- no – Don’t suspend the computer immediately, just set the wakeup time. For example, you could tell your computer to wake up at 6am. After that, can put it to sleep manually at 11pm or 1am – either way, it will wake up at 6am.
Seconds vs. Specific Time
The -s option takes a number of seconds in the future. For example, -s 60 wakes your computer up in 60 seconds, while -s 3600 wakes your computer up in an hour.
The -t option allows you to wake your computer up at a specific time. This switch wants a number of seconds since the Unix epoch (00:00:00 UTC on January 1, 1970). To easily provide the correct number of seconds, combine the date command with the rtcwake command.
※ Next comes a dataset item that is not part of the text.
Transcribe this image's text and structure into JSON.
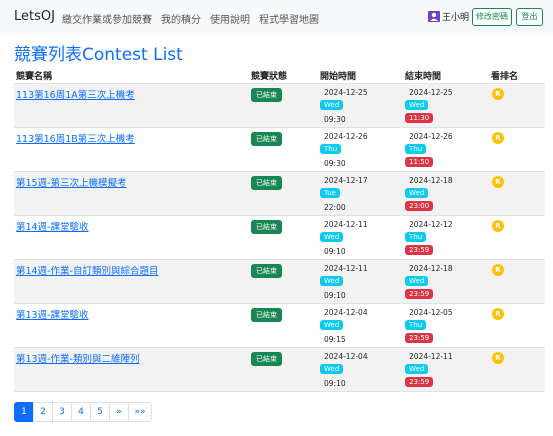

The -l switch tells rtcwake that the hardware clock is set to local time, while the -u switch tells rtcwake that the hardware clock (in your computer’s BIOS) is set to UTC time. Linux distributions often set your hardware clock to UTC time and translate that to your local time.
Hibernation in computing is powering down a computer while retaining its state.
Upon hibernation, the computer saves the contents of its random access memory (RAM) to a hard disk or other non-volatile storage. Upon resumption, the computer is exactly as it was upon entering hibernation.
Example- If You want to set, system automatically go to hibernate mode after 1 minutes Now..
root@server:~# echo 'pm-hibernate' | at now + 01 minutes
# vim wake.sh
#To have your computer wake up at 1:30 pm today and suspend after 2 Minutes.
rtcwake -m no -l -t $(date +%s -d "today 13:30")
echo 'pm-hibernate' | at now + 02 minutes;exit
# chmod + x wake.sh